Here’s the thing.

Dialysis is one agonizing procedure you never want to experience. The physical pain, the financial strain, and the psychological burden it entails will make you wish you could turn back time and see what you could have done differently.

Personally, as a registered nurse, I'd never want you to go through what other uninformed patients went through. Although your condition resembles a ticking time bomb, there is hope for you yet. I will teach you and guide you.

But no, I’m not gonna point you to a magic pill, nor a healer with exceptional powers to reinforce your kidneys. Let me be clear about it now: there is no shortcut (yet) to solving kidney problems.

Undergoing a renal dieting regimen gives you an opportunity to save your renal system from total shutdown. It may sound a bit tedious but, with the right information (like foods allowed on a renal diet), the proper tools, and the determination to triumph against kidney disease, you will succeed.

But first, let’s try and see what a fellow expert, nutritionist Karen Graham from Scottsdale, Arizona, has to say about avoiding certain food groups...

The video warns you of staying away or limiting your intake of the food groups mentioned, but do you know why you have to avoid them?

Basically, your body needs a diverse amount of nutrients and minerals in order to function properly. On the other hand, too much of these can cause you a lot of trouble.

Sodium

What it does: helps maintain blood pressure, maintains the liquid portion of the blood

Where it comes from: almost every piece of food

Why control it: sodium attracts and holds water, and too much of both in the body can cause edema

What you should do: look for food labels that say salt-free, sodium free, low sodium, very low sodium, no salt added, unsalted, and lightly salted

Protein

What it does: builds and repairs muscles

Where it comes from: meat, fish, dairy products, eggs, certain vegetables

Why control it: low-protein diets may prevent or slow the progress of some kinds of kidney disease

What you should do: consume smaller portions of protein and find healthier alternatives for your diet.
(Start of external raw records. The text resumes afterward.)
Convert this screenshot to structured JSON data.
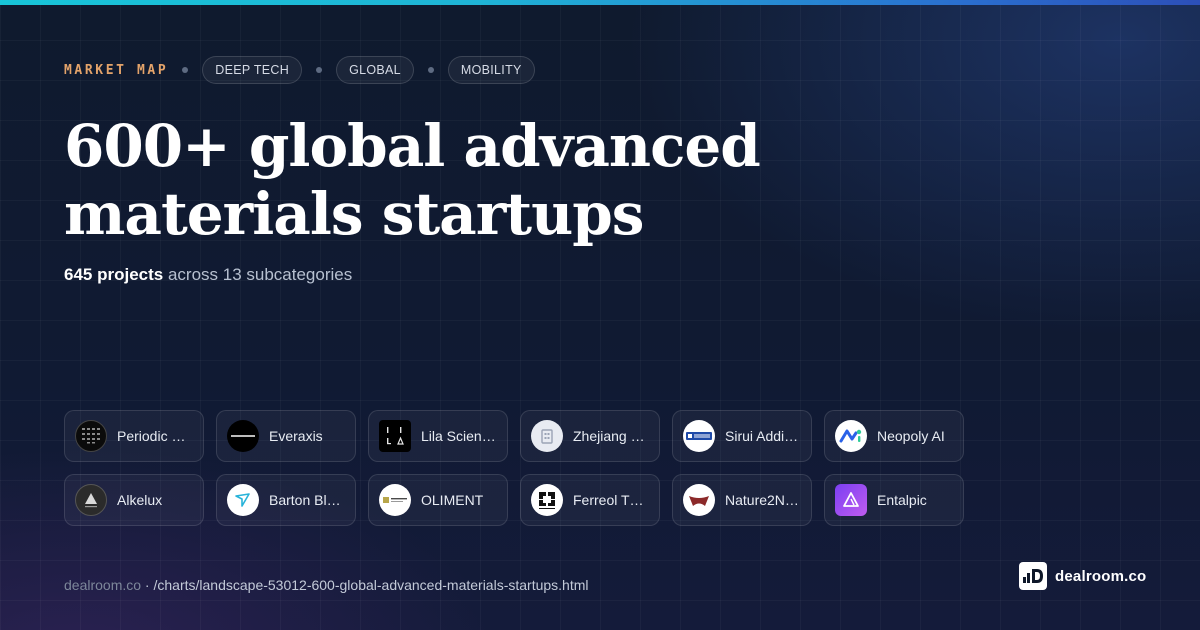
{
  "header": {
    "kicker": "MARKET MAP",
    "tags": [
      "DEEP TECH",
      "GLOBAL",
      "MOBILITY"
    ]
  },
  "title": "600+ global advanced materials startups",
  "subtitle": {
    "count": "645 projects",
    "rest": "across 13 subcategories"
  },
  "companies": [
    {
      "name": "Periodic …",
      "icon": "periodic-logo-icon"
    },
    {
      "name": "Everaxis",
      "icon": "everaxis-logo-icon"
    },
    {
      "name": "Lila Scien…",
      "icon": "lila-logo-icon"
    },
    {
      "name": "Zhejiang …",
      "icon": "zhejiang-logo-icon"
    },
    {
      "name": "Sirui Addi…",
      "icon": "sirui-logo-icon"
    },
    {
      "name": "Neopoly AI",
      "icon": "neopoly-logo-icon"
    },
    {
      "name": "Alkelux",
      "icon": "alkelux-logo-icon"
    },
    {
      "name": "Barton Bl…",
      "icon": "barton-logo-icon"
    },
    {
      "name": "OLIMENT",
      "icon": "oliment-logo-icon"
    },
    {
      "name": "Ferreol T…",
      "icon": "ferreol-logo-icon"
    },
    {
      "name": "Nature2N…",
      "icon": "nature2n-logo-icon"
    },
    {
      "name": "Entalpic",
      "icon": "entalpic-logo-icon"
    }
  ],
  "footer": {
    "domain": "dealroom.co",
    "separator": " · ",
    "path": "/charts/landscape-53012-600-global-advanced-materials-startups.html"
  },
  "brand": {
    "name": "dealroom.co"
  },
  "colors": {
    "accent": "#e3a36a",
    "background": "#0e1729",
    "topbar_start": "#18c5d8",
    "topbar_end": "#2c4fb8"
  }
}
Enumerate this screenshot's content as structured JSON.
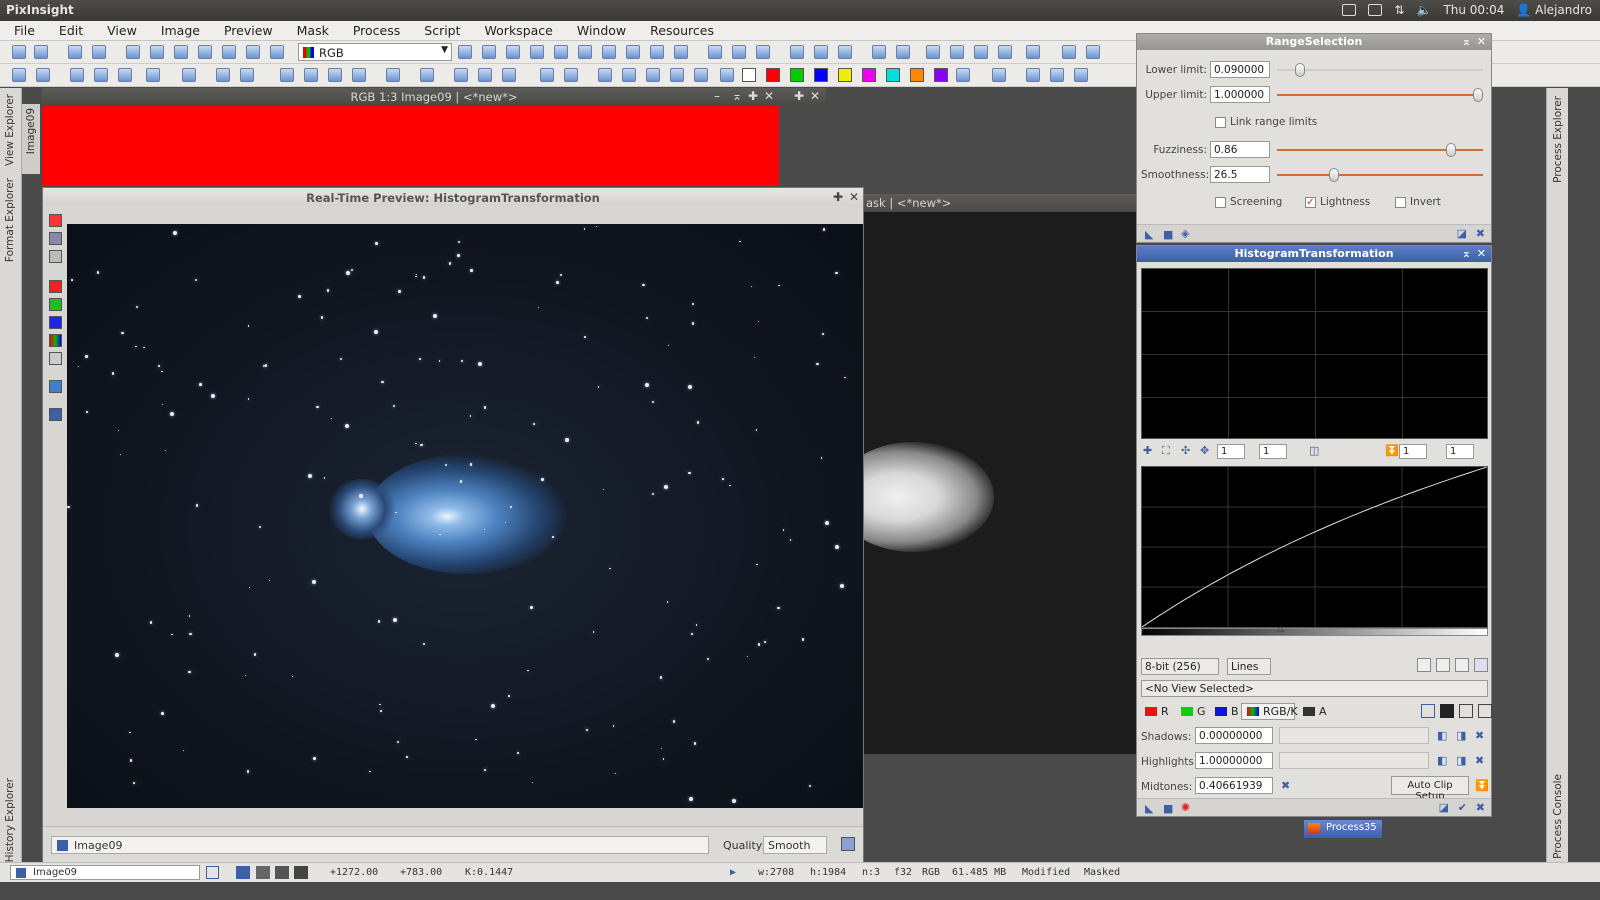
{
  "sysbar": {
    "title": "PixInsight",
    "clock": "Thu 00:04",
    "user": "Alejandro"
  },
  "menu": [
    "File",
    "Edit",
    "View",
    "Image",
    "Preview",
    "Mask",
    "Process",
    "Script",
    "Workspace",
    "Window",
    "Resources"
  ],
  "toolbar": {
    "channel_select": "RGB"
  },
  "left_tabs": {
    "view_explorer": "View Explorer",
    "format_explorer": "Format Explorer",
    "history_explorer": "History Explorer",
    "image_tab": "Image09"
  },
  "right_tabs": {
    "process_explorer": "Process Explorer",
    "process_console": "Process Console"
  },
  "rgb_window": {
    "title": "RGB 1:3 Image09 | <*new*>"
  },
  "mask_window": {
    "title": "ask | <*new*>"
  },
  "preview": {
    "title": "Real-Time Preview: HistogramTransformation",
    "view": "Image09",
    "quality_label": "Quality:",
    "quality_value": "Smooth"
  },
  "range_selection": {
    "title": "RangeSelection",
    "lower_limit_label": "Lower limit:",
    "lower_limit": "0.090000",
    "upper_limit_label": "Upper limit:",
    "upper_limit": "1.000000",
    "link_label": "Link range limits",
    "fuzziness_label": "Fuzziness:",
    "fuzziness": "0.86",
    "smoothness_label": "Smoothness:",
    "smoothness": "26.5",
    "screening_label": "Screening",
    "lightness_label": "Lightness",
    "invert_label": "Invert",
    "lower_fraction": 0.09,
    "upper_fraction": 1.0,
    "fuzziness_fraction": 0.86,
    "smoothness_fraction": 0.265
  },
  "histogram": {
    "title": "HistogramTransformation",
    "zoom_h": "1",
    "zoom_v": "1",
    "zoom_h2": "1",
    "zoom_v2": "1",
    "resolution": "8-bit (256)",
    "graph_style": "Lines",
    "view_select": "<No View Selected>",
    "channels": {
      "r": "R",
      "g": "G",
      "b": "B",
      "rgbk": "RGB/K",
      "a": "A"
    },
    "shadows_label": "Shadows:",
    "shadows": "0.00000000",
    "highlights_label": "Highlights:",
    "highlights": "1.00000000",
    "midtones_label": "Midtones:",
    "midtones": "0.40661939",
    "auto_clip": "Auto Clip Setup"
  },
  "process_icons": {
    "process35": "Process35"
  },
  "status": {
    "view": "Image09",
    "x": "+1272.00",
    "y": "+783.00",
    "k": "K:0.1447",
    "w": "w:2708",
    "h": "h:1984",
    "n": "n:3",
    "f": "f32",
    "space": "RGB",
    "mem": "61.485 MB",
    "modified": "Modified",
    "masked": "Masked"
  },
  "colors": {
    "accent": "#3c5fa6",
    "red_image": "#ff0000"
  }
}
Leaner meats will do, such as chicken or fish.

Potassium

What it does: keeps normal water balance of cells and body fluids, stabilizes your heartbeat’s rhythm

Where it comes from: fruits like bananas, and other foods like chocolate
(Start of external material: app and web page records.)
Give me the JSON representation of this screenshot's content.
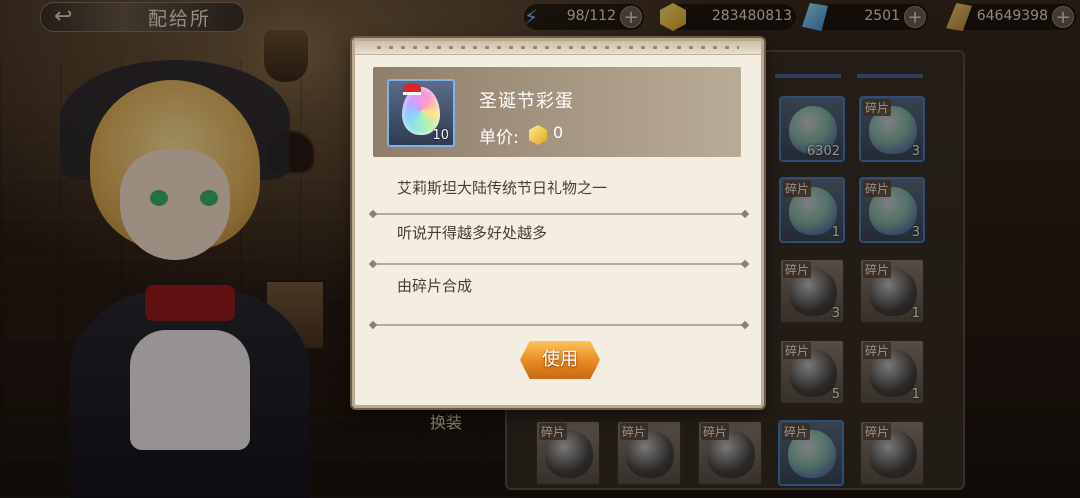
{
  "header": {
    "title": "配给所",
    "resources": [
      {
        "icon": "energy-icon",
        "value": "98/112"
      },
      {
        "icon": "gold-icon",
        "value": "283480813"
      },
      {
        "icon": "gem-icon",
        "value": "2501"
      },
      {
        "icon": "coin-icon",
        "value": "64649398"
      }
    ]
  },
  "inventory": {
    "change_label": "换装",
    "fragment_label": "碎片",
    "slots": [
      {
        "fragment": false,
        "count": "6302"
      },
      {
        "fragment": true,
        "count": "3"
      },
      {
        "fragment": true,
        "count": ""
      },
      {
        "fragment": true,
        "count": "1"
      },
      {
        "fragment": true,
        "count": "3"
      },
      {
        "fragment": true,
        "count": "3"
      },
      {
        "fragment": true,
        "count": "1"
      },
      {
        "fragment": true,
        "count": "5"
      },
      {
        "fragment": true,
        "count": "1"
      }
    ]
  },
  "modal": {
    "item_name": "圣诞节彩蛋",
    "item_quantity": "10",
    "price_label": "单价:",
    "price_value": "0",
    "descriptions": [
      "艾莉斯坦大陆传统节日礼物之一",
      "听说开得越多好处越多",
      "由碎片合成"
    ],
    "use_button": "使用"
  }
}
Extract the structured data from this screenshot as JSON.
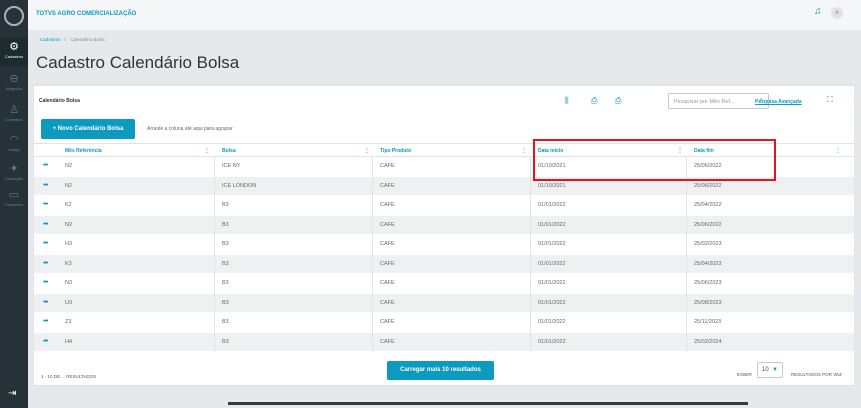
{
  "app": {
    "title": "TOTVS AGRO COMERCIALIZAÇÃO"
  },
  "sidebar": {
    "items": [
      {
        "label": "Cadastros",
        "icon": "gear-icon",
        "active": true
      },
      {
        "label": "Negócios",
        "icon": "handshake-icon",
        "active": false
      },
      {
        "label": "Contratos",
        "icon": "user-icon",
        "active": false
      },
      {
        "label": "Hedge",
        "icon": "wifi-icon",
        "active": false
      },
      {
        "label": "Execução",
        "icon": "running-icon",
        "active": false
      },
      {
        "label": "Financeiro",
        "icon": "money-icon",
        "active": false
      }
    ]
  },
  "breadcrumb": {
    "root": "Cadastros",
    "separator": "/",
    "current": "Calendário Bolsa"
  },
  "page": {
    "title": "Cadastro Calendário Bolsa"
  },
  "card": {
    "title": "Calendário Bolsa"
  },
  "toolbar": {
    "search_placeholder": "Pesquisar por Mês Ref...",
    "advanced_search": "Pesquisa Avançada",
    "new_button": "+ Novo Calendário Bolsa",
    "drag_hint": "Arraste a coluna até aqui para agrupar"
  },
  "table": {
    "columns": [
      "Mês Referência",
      "Bolsa",
      "Tipo Produto",
      "Data início",
      "Data fim"
    ],
    "rows": [
      [
        "N2",
        "ICE NY",
        "CAFE",
        "01/10/2021",
        "25/06/2022"
      ],
      [
        "N2",
        "ICE LONDON",
        "CAFE",
        "01/10/2021",
        "25/06/2022"
      ],
      [
        "K2",
        "B3",
        "CAFE",
        "01/01/2022",
        "25/04/2022"
      ],
      [
        "N2",
        "B3",
        "CAFE",
        "01/01/2022",
        "25/06/2022"
      ],
      [
        "H3",
        "B3",
        "CAFE",
        "01/01/2022",
        "25/02/2023"
      ],
      [
        "K3",
        "B3",
        "CAFE",
        "01/01/2022",
        "25/04/2023"
      ],
      [
        "N3",
        "B3",
        "CAFE",
        "01/01/2022",
        "25/06/2023"
      ],
      [
        "U3",
        "B3",
        "CAFE",
        "01/01/2022",
        "25/08/2023"
      ],
      [
        "Z3",
        "B3",
        "CAFE",
        "01/01/2022",
        "25/11/2023"
      ],
      [
        "H4",
        "B3",
        "CAFE",
        "01/01/2022",
        "25/02/2024"
      ]
    ]
  },
  "footer": {
    "results": "1 - 10 DE ... RESULTADOS",
    "load_more": "Carregar mais 10 resultados",
    "show_label": "EXIBIR",
    "page_size": "10",
    "per_page_label": "RESULTADOS POR VEZ"
  }
}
Why control it: too much of this overworks your kidneys' filtering process, and can cause heart problems

What you should do: go with a low potassium diet. Look for fruits with low-to-moderate potassium levels, like apples, blackberries, cherries, watermelon and peaches.

Phosphorus and Calcium
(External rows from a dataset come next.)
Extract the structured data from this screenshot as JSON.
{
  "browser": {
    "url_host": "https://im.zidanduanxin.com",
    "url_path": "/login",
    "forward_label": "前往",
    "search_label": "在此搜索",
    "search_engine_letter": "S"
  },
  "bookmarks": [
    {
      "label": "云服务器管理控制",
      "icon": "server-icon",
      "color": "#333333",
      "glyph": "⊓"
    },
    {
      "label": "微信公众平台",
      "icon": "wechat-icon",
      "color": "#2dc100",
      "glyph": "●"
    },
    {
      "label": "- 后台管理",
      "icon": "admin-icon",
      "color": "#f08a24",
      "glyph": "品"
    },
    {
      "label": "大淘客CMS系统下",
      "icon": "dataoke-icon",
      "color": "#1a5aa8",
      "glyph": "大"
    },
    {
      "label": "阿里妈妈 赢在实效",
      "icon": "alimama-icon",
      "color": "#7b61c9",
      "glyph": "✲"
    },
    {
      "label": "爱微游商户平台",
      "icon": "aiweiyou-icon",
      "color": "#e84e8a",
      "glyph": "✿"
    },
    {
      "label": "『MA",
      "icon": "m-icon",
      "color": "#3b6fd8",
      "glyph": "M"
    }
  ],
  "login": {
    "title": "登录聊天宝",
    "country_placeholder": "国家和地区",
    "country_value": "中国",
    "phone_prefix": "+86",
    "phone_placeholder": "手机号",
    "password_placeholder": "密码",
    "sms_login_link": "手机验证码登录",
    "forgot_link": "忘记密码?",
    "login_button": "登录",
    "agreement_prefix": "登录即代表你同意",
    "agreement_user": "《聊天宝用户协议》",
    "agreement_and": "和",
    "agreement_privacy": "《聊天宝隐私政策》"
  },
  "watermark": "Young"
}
What they do: help in bone development

Where they come from: dairy products

Why control them: high levels of phosphorus cause diseases, especially in the heart and bones, and excess amounts of both can form hard deposits in your vital organs and cause tissues to calcify

What you should do: look for foods that are low or moderate in both phosphorus and calcium

Bonus info: Water

You've seen the 5 nutrients you need to watch out for, but they're not the only ones that you should learn to control. You need to take note of your fluid intake, as well.

Paired with sodium, too much of it can cause edema; the swelling of extremities. Too little, and your kidneys will have even more difficulty in filtering wastes from your blood.

Consult closely with your renal doctor/dietitian to know how much water you are allowed daily.


If you want to go through CKD dieting successfully, you have to track these nutrients in your food intake. You'll also have to find foods low in sodium, protein, phosphorus and potassium for your diet.

Thankfully, here's a FREE eBook to get you started with that! Just sign up with your name and email below!

(Sidenote: there are 4 other nutrients that could harm your kidneys when left unchecked. Find out which ones in this article.)